» MATERIAL FOR THE TASK:
<<<<

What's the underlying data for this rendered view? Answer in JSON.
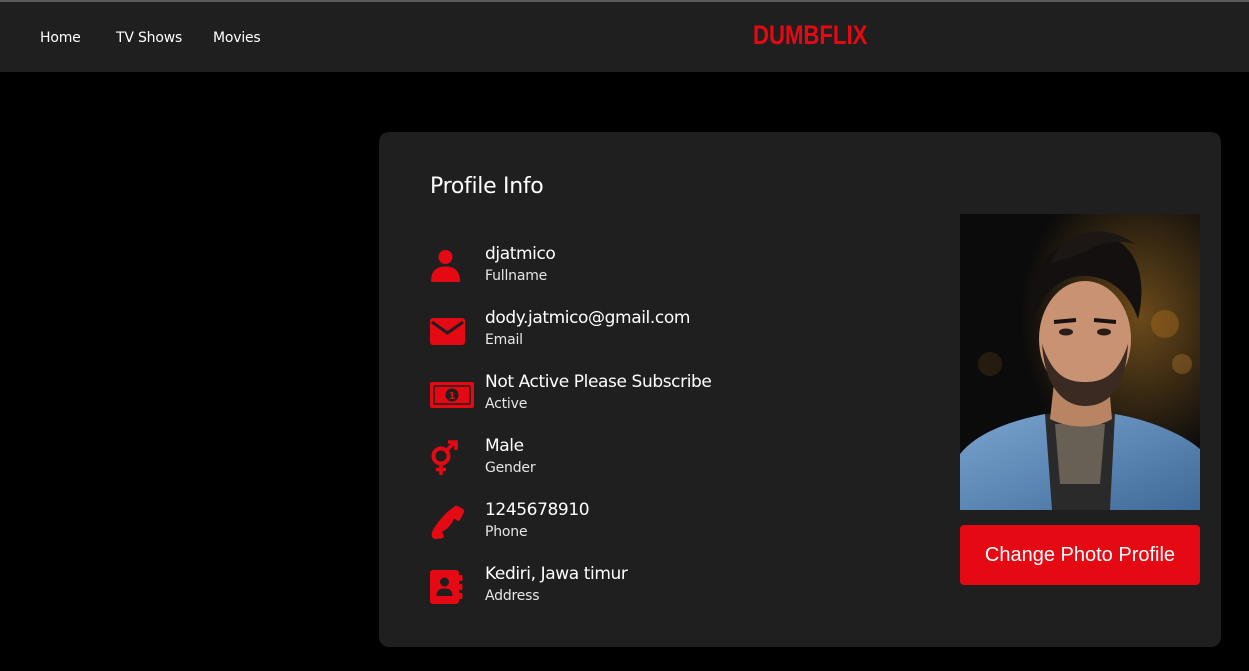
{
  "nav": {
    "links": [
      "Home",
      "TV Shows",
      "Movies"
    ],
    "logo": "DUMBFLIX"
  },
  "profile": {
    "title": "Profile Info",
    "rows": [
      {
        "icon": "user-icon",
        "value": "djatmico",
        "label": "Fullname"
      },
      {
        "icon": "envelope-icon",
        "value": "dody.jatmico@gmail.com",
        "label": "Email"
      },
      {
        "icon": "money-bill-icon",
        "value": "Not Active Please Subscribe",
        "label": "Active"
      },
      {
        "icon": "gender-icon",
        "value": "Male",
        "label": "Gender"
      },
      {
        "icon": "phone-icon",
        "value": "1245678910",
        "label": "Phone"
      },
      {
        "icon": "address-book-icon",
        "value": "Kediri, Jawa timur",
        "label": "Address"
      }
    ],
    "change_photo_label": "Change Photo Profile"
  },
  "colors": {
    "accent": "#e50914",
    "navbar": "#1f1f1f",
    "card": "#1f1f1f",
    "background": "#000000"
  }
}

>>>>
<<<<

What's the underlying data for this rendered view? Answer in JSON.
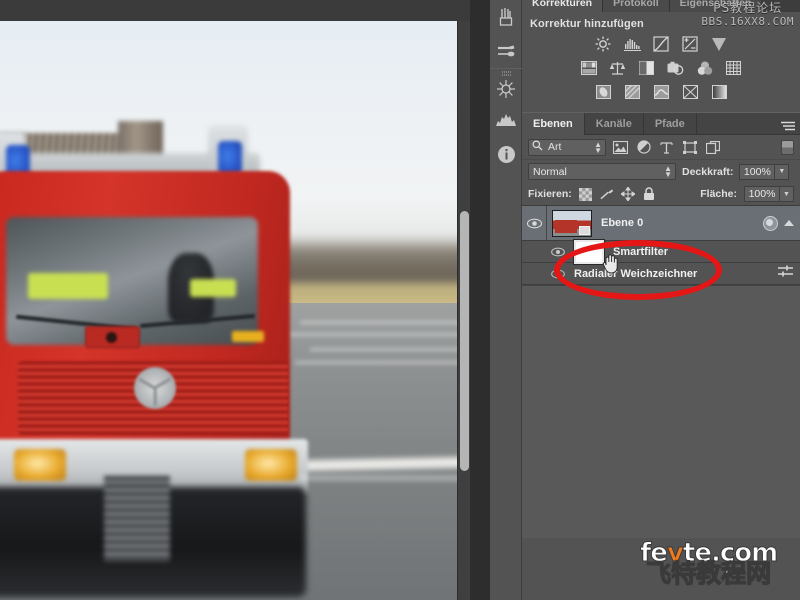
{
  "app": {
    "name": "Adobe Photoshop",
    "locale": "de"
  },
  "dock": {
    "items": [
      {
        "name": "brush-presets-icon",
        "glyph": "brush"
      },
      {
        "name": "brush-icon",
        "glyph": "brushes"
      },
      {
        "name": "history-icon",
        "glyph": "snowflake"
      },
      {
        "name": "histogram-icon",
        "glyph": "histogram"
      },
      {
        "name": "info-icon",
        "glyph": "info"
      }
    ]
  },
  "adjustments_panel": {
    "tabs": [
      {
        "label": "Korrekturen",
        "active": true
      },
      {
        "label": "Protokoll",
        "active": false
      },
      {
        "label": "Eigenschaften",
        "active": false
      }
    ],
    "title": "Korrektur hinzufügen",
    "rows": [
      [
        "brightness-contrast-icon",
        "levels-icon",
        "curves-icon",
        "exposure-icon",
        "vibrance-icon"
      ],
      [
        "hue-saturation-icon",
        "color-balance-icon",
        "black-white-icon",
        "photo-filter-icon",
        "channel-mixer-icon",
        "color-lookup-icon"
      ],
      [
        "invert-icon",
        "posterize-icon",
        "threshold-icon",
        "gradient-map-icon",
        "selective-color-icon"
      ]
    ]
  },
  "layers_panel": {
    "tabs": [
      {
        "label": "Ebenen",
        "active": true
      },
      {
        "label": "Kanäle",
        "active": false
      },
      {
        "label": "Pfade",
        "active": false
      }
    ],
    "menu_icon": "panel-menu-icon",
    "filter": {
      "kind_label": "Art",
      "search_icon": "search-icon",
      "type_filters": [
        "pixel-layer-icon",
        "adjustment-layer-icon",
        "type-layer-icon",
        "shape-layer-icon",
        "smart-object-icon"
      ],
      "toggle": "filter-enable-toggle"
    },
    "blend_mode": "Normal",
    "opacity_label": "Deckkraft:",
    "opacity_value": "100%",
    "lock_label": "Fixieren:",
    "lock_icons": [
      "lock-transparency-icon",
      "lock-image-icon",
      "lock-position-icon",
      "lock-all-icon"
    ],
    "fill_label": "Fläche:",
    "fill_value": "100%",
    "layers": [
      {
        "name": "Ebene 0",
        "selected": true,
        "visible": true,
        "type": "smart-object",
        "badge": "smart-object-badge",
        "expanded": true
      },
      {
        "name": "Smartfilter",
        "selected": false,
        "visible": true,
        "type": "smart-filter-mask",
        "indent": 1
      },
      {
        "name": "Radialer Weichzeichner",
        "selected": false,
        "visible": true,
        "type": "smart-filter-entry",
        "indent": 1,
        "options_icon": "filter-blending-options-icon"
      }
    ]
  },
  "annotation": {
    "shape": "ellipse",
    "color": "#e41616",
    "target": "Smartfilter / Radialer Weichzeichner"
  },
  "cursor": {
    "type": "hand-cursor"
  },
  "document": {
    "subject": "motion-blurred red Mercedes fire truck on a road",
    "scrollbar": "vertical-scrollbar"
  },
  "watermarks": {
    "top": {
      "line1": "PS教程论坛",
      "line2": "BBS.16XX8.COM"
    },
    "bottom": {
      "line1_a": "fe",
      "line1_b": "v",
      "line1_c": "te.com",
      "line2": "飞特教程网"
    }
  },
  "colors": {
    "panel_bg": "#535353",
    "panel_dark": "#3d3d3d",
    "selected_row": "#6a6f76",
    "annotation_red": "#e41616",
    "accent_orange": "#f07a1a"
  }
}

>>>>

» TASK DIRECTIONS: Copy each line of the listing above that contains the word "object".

» COMPLETED EXERCISE:
        "smart-object-icon"
        "type": "smart-object",
        "badge": "smart-object-badge",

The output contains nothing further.